    de Groot A, Geier J, Flyvholm M-A, Lensen G, Coenraads P-JFormaldehyde-releasers: relationship to formaldehyde contact allergy — part 2: metalworking fluids and remainder. Contact Dermatitis 2010;63:129-139

  2. This was published after our article was written, but it’s a perfect example of more FLAWED research. See this rebuttal from Dr. Farsalinos, cardiologist at Onassis Cardiac Surgery Center and a leading expert on the subject:

    “It seems that both the researchers and the reviewers who approved the study for publication missed that energy should be expressed in watts. As a result, we do not know how many watts were applied to the atomizer. However, there is a way to approximate this, through the information provided about liquid consumption per puff. The authors report that 5mg of liquid were consumed at 3.3 volts. Based on measurements I have performed, such consumption is observed at about 6-7 watts at 4-second puffs. Thus, the atomizer resistance is probably 1.6-1.8 Ohms. This means that at 5 volts the energy was around 14-16watts. That would be an extremely high value for most commercially-available atomizers (excluding some rebuildables which can withstand such high wattage levels). Thus, it is more than obvious that once again the atomizer was overheated, which of course will result in very high levels of formaldehyde production. What the authors ignore is that these conditions, commonly called dry-puff phenomenon (which is explained in detail in one of my published studies), are easily detected by the vapers.
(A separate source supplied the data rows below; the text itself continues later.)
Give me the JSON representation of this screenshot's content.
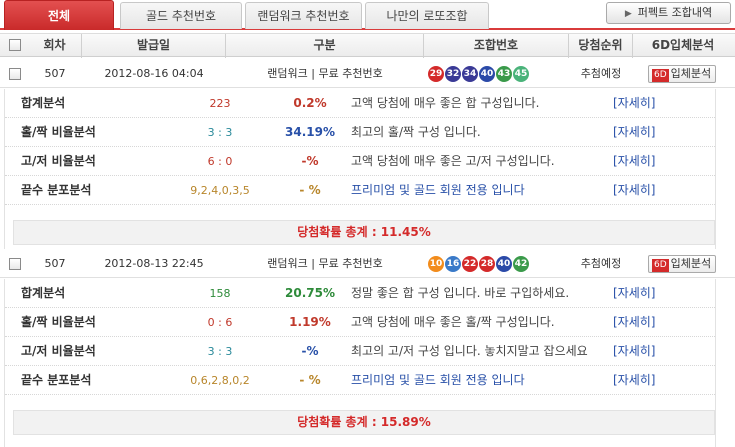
{
  "tabs": [
    {
      "label": "전체"
    },
    {
      "label": "골드 추천번호"
    },
    {
      "label": "랜덤워크 추천번호"
    },
    {
      "label": "나만의 로또조합"
    }
  ],
  "perfect_button": {
    "label": "퍼펙트 조합내역"
  },
  "headers": {
    "round": "회차",
    "issued": "발급일",
    "type": "구분",
    "combo": "조합번호",
    "rank": "당첨순위",
    "analysis": "6D입체분석"
  },
  "entries": [
    {
      "round": "507",
      "date": "2012-08-16 04:04",
      "type": "랜덤워크 | 무료 추천번호",
      "balls": [
        29,
        32,
        34,
        40,
        43,
        45
      ],
      "ball_colors": [
        "#d42a2a",
        "#3a3a96",
        "#3a3a96",
        "#2b4aa8",
        "#3a9a4a",
        "#4ab37a"
      ],
      "rank": "추첨예정",
      "analysis_badge": "6D",
      "analysis_label": "입체분석",
      "details": [
        {
          "label": "합계분석",
          "value": "223",
          "value_color": "#c0392b",
          "pct": "0.2%",
          "pct_color": "#c0392b",
          "msg": "고액 당첨에 매우 좋은 합 구성입니다.",
          "more": "[자세히]"
        },
        {
          "label": "홀/짝 비율분석",
          "value": "3 : 3",
          "value_color": "#2a8a9a",
          "pct": "34.19%",
          "pct_color": "#2850a8",
          "msg": "최고의 홀/짝 구성 입니다.",
          "more": "[자세히]"
        },
        {
          "label": "고/저 비율분석",
          "value": "6 : 0",
          "value_color": "#c0392b",
          "pct": "-%",
          "pct_color": "#c0392b",
          "msg": "고액 당첨에 매우 좋은 고/저 구성입니다.",
          "more": "[자세히]"
        },
        {
          "label": "끝수 분포분석",
          "value": "9,2,4,0,3,5",
          "value_color": "#b8862b",
          "pct": "- %",
          "pct_color": "#b8862b",
          "msg": "프리미엄 및 골드 회원 전용 입니다",
          "msg_color": "#2850a8",
          "more": "[자세히]"
        }
      ],
      "total": "당첨확률 총계 : 11.45%"
    },
    {
      "round": "507",
      "date": "2012-08-13 22:45",
      "type": "랜덤워크 | 무료 추천번호",
      "balls": [
        10,
        16,
        22,
        28,
        40,
        42
      ],
      "ball_colors": [
        "#f28c1c",
        "#3a7ac8",
        "#d42a2a",
        "#d42a2a",
        "#2b4aa8",
        "#3a9a4a"
      ],
      "rank": "추첨예정",
      "analysis_badge": "6D",
      "analysis_label": "입체분석",
      "details": [
        {
          "label": "합계분석",
          "value": "158",
          "value_color": "#2e8b3a",
          "pct": "20.75%",
          "pct_color": "#2e8b3a",
          "msg": "정말 좋은 합 구성 입니다. 바로 구입하세요.",
          "more": "[자세히]"
        },
        {
          "label": "홀/짝 비율분석",
          "value": "0 : 6",
          "value_color": "#c0392b",
          "pct": "1.19%",
          "pct_color": "#c0392b",
          "msg": "고액 당첨에 매우 좋은 홀/짝 구성입니다.",
          "more": "[자세히]"
        },
        {
          "label": "고/저 비율분석",
          "value": "3 : 3",
          "value_color": "#2a8a9a",
          "pct": "-%",
          "pct_color": "#2850a8",
          "msg": "최고의 고/저 구성 입니다. 놓치지말고 잡으세요",
          "more": "[자세히]"
        },
        {
          "label": "끝수 분포분석",
          "value": "0,6,2,8,0,2",
          "value_color": "#b8862b",
          "pct": "- %",
          "pct_color": "#b8862b",
          "msg": "프리미엄 및 골드 회원 전용 입니다",
          "msg_color": "#2850a8",
          "more": "[자세히]"
        }
      ],
      "total": "당첨확률 총계 : 15.89%"
    }
  ]
}
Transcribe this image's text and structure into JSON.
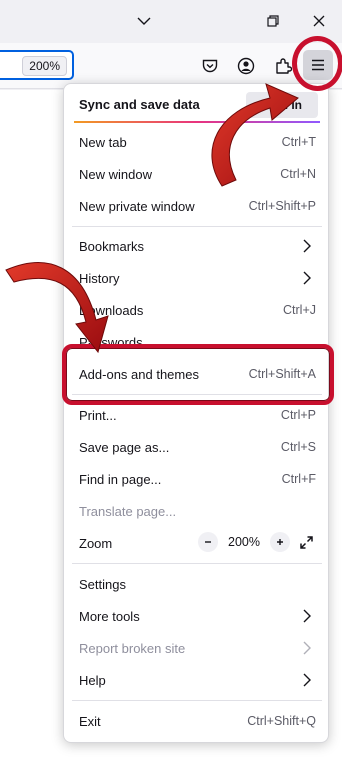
{
  "titlebar": {
    "minimize_icon": "chevron-down-icon",
    "restore_icon": "restore-icon",
    "close_icon": "close-icon"
  },
  "toolbar": {
    "zoom_level": "200%",
    "icons": [
      "pocket-icon",
      "account-icon",
      "extensions-icon",
      "hamburger-menu-icon"
    ]
  },
  "menu": {
    "sync": {
      "label": "Sync and save data",
      "button": "Sign In"
    },
    "items": [
      {
        "label": "New tab",
        "shortcut": "Ctrl+T"
      },
      {
        "label": "New window",
        "shortcut": "Ctrl+N"
      },
      {
        "label": "New private window",
        "shortcut": "Ctrl+Shift+P"
      },
      {
        "label": "Bookmarks"
      },
      {
        "label": "History"
      },
      {
        "label": "Downloads",
        "shortcut": "Ctrl+J"
      },
      {
        "label": "Passwords"
      },
      {
        "label": "Add-ons and themes",
        "shortcut": "Ctrl+Shift+A"
      },
      {
        "label": "Print...",
        "shortcut": "Ctrl+P"
      },
      {
        "label": "Save page as...",
        "shortcut": "Ctrl+S"
      },
      {
        "label": "Find in page...",
        "shortcut": "Ctrl+F"
      },
      {
        "label": "Translate page..."
      },
      {
        "label": "Zoom",
        "value": "200%"
      },
      {
        "label": "Settings"
      },
      {
        "label": "More tools"
      },
      {
        "label": "Report broken site"
      },
      {
        "label": "Help"
      },
      {
        "label": "Exit",
        "shortcut": "Ctrl+Shift+Q"
      }
    ]
  },
  "colors": {
    "highlight": "#c8102e",
    "focus_ring": "#0060df"
  }
}
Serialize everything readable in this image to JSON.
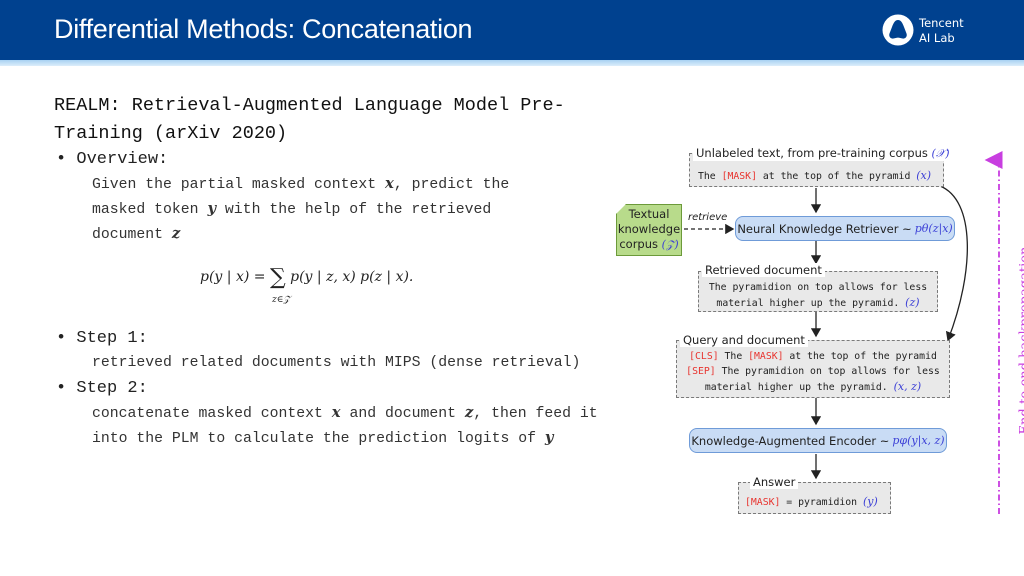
{
  "header": {
    "title": "Differential Methods: Concatenation",
    "logo_line1": "Tencent",
    "logo_line2": "AI Lab"
  },
  "content": {
    "heading_line1": "REALM: Retrieval-Augmented Language Model Pre-",
    "heading_line2": "Training (arXiv 2020)",
    "overview_label": "• Overview:",
    "overview_text": {
      "p1": "Given the partial masked context ",
      "v1": "x",
      "p2": ", predict the",
      "p3": "masked token ",
      "v2": "y",
      "p4": " with the help of the retrieved",
      "p5": "document ",
      "v3": "z"
    },
    "formula": {
      "lhs": "p(y | x) = ",
      "sum": "∑",
      "rhs": "p(y | z, x) p(z | x).",
      "subscript": "z∈𝒵"
    },
    "step1_label": "• Step 1:",
    "step1_text": "retrieved related documents with MIPS (dense retrieval)",
    "step2_label": "• Step 2:",
    "step2_text": {
      "p1": "concatenate masked context ",
      "v1": "x",
      "p2": " and document ",
      "v2": "z",
      "p3": ", then feed it",
      "p4": "into the PLM to calculate the prediction logits of ",
      "v3": "y"
    }
  },
  "diagram": {
    "input_box": {
      "label": "Unlabeled text, from pre-training corpus",
      "label_var": "(𝒳)",
      "text_pre": "The ",
      "mask": "[MASK]",
      "text_post": " at the top of the pyramid ",
      "var": "(x)"
    },
    "corpus_box": {
      "line1": "Textual",
      "line2": "knowledge",
      "line3": "corpus ",
      "var": "(𝒵)"
    },
    "retrieve_label": "retrieve",
    "retriever_box": {
      "label": "Neural Knowledge Retriever ~ ",
      "var": "pθ(z|x)"
    },
    "retrieved_box": {
      "label": "Retrieved document",
      "line1": "The pyramidion on top allows for less",
      "line2": "material higher up the pyramid. ",
      "var": "(z)"
    },
    "query_box": {
      "label": "Query and document",
      "cls": "[CLS]",
      "line1_a": " The ",
      "mask": "[MASK]",
      "line1_b": " at the top of the pyramid",
      "sep": "[SEP]",
      "line2": " The pyramidion on top allows for less",
      "line3": "material higher up the pyramid. ",
      "var": "(x, z)"
    },
    "encoder_box": {
      "label": "Knowledge-Augmented Encoder ~ ",
      "var": "pφ(y|x, z)"
    },
    "answer_box": {
      "label": "Answer",
      "mask": "[MASK]",
      "text": " = pyramidion ",
      "var": "(y)"
    },
    "backprop_label": "End-to-end backpropagation",
    "colors": {
      "header": "#00418f",
      "blue_box": "#c9dcf5",
      "green_box": "#b8db8b",
      "gray_box": "#e9e9e9",
      "mask_red": "#e8332e",
      "var_blue": "#3b3fd6",
      "backprop_magenta": "#c83ee0"
    }
  }
}
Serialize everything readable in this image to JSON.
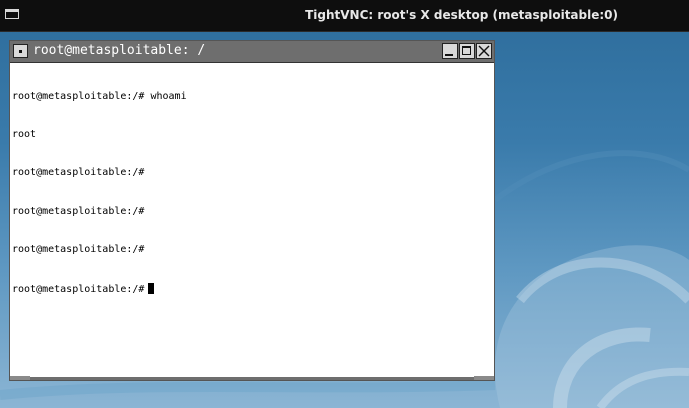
{
  "vnc": {
    "title": "TightVNC: root's X desktop (metasploitable:0)"
  },
  "xterm": {
    "title": "root@metasploitable: /",
    "lines": [
      "root@metasploitable:/# whoami",
      "root",
      "root@metasploitable:/#",
      "root@metasploitable:/#",
      "root@metasploitable:/#",
      "root@metasploitable:/#"
    ]
  },
  "icons": {
    "vnc_window_icon": "window-icon",
    "menu": "window-menu-icon",
    "minimize": "minimize-icon",
    "maximize": "maximize-icon",
    "close": "close-icon"
  },
  "colors": {
    "desktop_top": "#2d6c9b",
    "desktop_bottom": "#8bb5d4",
    "titlebar": "#6e6e6e",
    "vnc_bar": "#0e0e0e"
  }
}
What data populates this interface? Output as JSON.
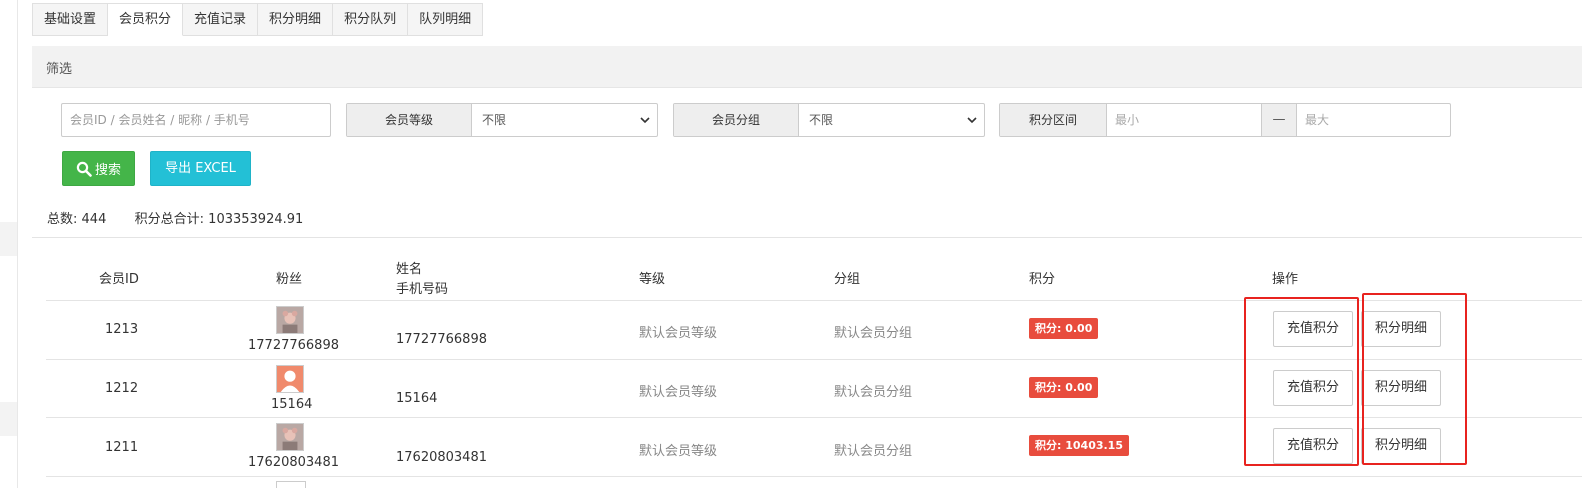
{
  "tabs": [
    "基础设置",
    "会员积分",
    "充值记录",
    "积分明细",
    "积分队列",
    "队列明细"
  ],
  "active_tab": 1,
  "filter_title": "筛选",
  "search": {
    "placeholder": "会员ID / 会员姓名 / 昵称 / 手机号"
  },
  "level_filter": {
    "label": "会员等级",
    "value": "不限"
  },
  "group_filter": {
    "label": "会员分组",
    "value": "不限"
  },
  "points_range": {
    "label": "积分区间",
    "min_placeholder": "最小",
    "separator": "—",
    "max_placeholder": "最大"
  },
  "buttons": {
    "search": "搜索",
    "export": "导出 EXCEL"
  },
  "summary": {
    "total_label": "总数:",
    "total": "444",
    "points_label": "积分总合计:",
    "points_total": "103353924.91"
  },
  "columns": {
    "id": "会员ID",
    "fans": "粉丝",
    "name": "姓名",
    "phone": "手机号码",
    "level": "等级",
    "group": "分组",
    "points": "积分",
    "actions": "操作"
  },
  "rows": [
    {
      "id": "1213",
      "fan_name": "17727766898",
      "avatar": "photo-avatar",
      "phone": "17727766898",
      "level": "默认会员等级",
      "group": "默认会员分组",
      "points": "积分: 0.00",
      "recharge": "充值积分",
      "detail": "积分明细"
    },
    {
      "id": "1212",
      "fan_name": "15164",
      "avatar": "default-avatar",
      "phone": "15164",
      "level": "默认会员等级",
      "group": "默认会员分组",
      "points": "积分: 0.00",
      "recharge": "充值积分",
      "detail": "积分明细"
    },
    {
      "id": "1211",
      "fan_name": "17620803481",
      "avatar": "photo-avatar",
      "phone": "17620803481",
      "level": "默认会员等级",
      "group": "默认会员分组",
      "points": "积分: 10403.15",
      "recharge": "充值积分",
      "detail": "积分明细"
    }
  ],
  "colors": {
    "search_btn": "#44b549",
    "export_btn": "#23c0d6",
    "badge": "#e84c3d",
    "highlight": "#e8231f"
  }
}
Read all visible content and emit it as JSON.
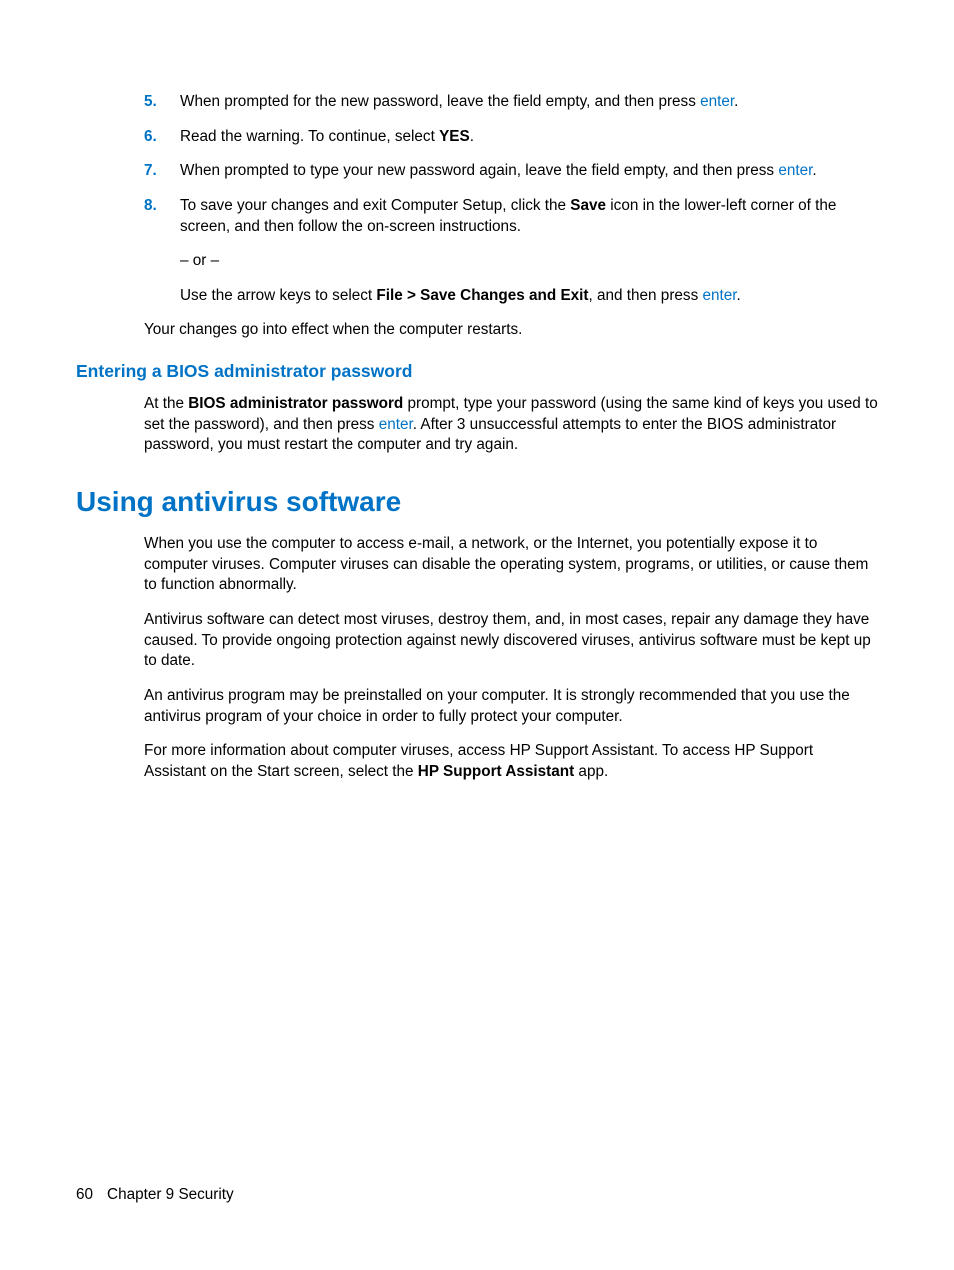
{
  "steps": {
    "s5": {
      "num": "5.",
      "t1": "When prompted for the new password, leave the field empty, and then press ",
      "link": "enter",
      "t2": "."
    },
    "s6": {
      "num": "6.",
      "t1": "Read the warning. To continue, select ",
      "b": "YES",
      "t2": "."
    },
    "s7": {
      "num": "7.",
      "t1": "When prompted to type your new password again, leave the field empty, and then press ",
      "link": "enter",
      "t2": "."
    },
    "s8": {
      "num": "8.",
      "t1": "To save your changes and exit Computer Setup, click the ",
      "b1": "Save",
      "t2": " icon in the lower-left corner of the screen, and then follow the on-screen instructions.",
      "or": "– or –",
      "t3": "Use the arrow keys to select ",
      "b2": "File > Save Changes and Exit",
      "t4": ", and then press ",
      "link": "enter",
      "t5": "."
    }
  },
  "afterSteps": "Your changes go into effect when the computer restarts.",
  "h3": "Entering a BIOS administrator password",
  "biosPara": {
    "t1": "At the ",
    "b": "BIOS administrator password",
    "t2": " prompt, type your password (using the same kind of keys you used to set the password), and then press ",
    "link": "enter",
    "t3": ". After 3 unsuccessful attempts to enter the BIOS administrator password, you must restart the computer and try again."
  },
  "h1": "Using antivirus software",
  "av": {
    "p1": "When you use the computer to access e-mail, a network, or the Internet, you potentially expose it to computer viruses. Computer viruses can disable the operating system, programs, or utilities, or cause them to function abnormally.",
    "p2": "Antivirus software can detect most viruses, destroy them, and, in most cases, repair any damage they have caused. To provide ongoing protection against newly discovered viruses, antivirus software must be kept up to date.",
    "p3": "An antivirus program may be preinstalled on your computer. It is strongly recommended that you use the antivirus program of your choice in order to fully protect your computer.",
    "p4a": "For more information about computer viruses, access HP Support Assistant. To access HP Support Assistant on the Start screen, select the ",
    "p4b": "HP Support Assistant",
    "p4c": " app."
  },
  "footer": {
    "page": "60",
    "chapter": "Chapter 9   Security"
  }
}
In fact, overheating results in an unpleasant taste that none can withstand. As a result, no vaper is ever using the e-cigarette at such conditions and, thus, will never be exposed to such levels of formaldehyde. The story published in New England Journal of Medicine is similar to finding carcinogens in an overcooked piece of meat that none can ever eat. Of course the findings are true, but none will be exposed to the levels found.”

Leave a Reply

Your email address will not be published. Required fields are marked *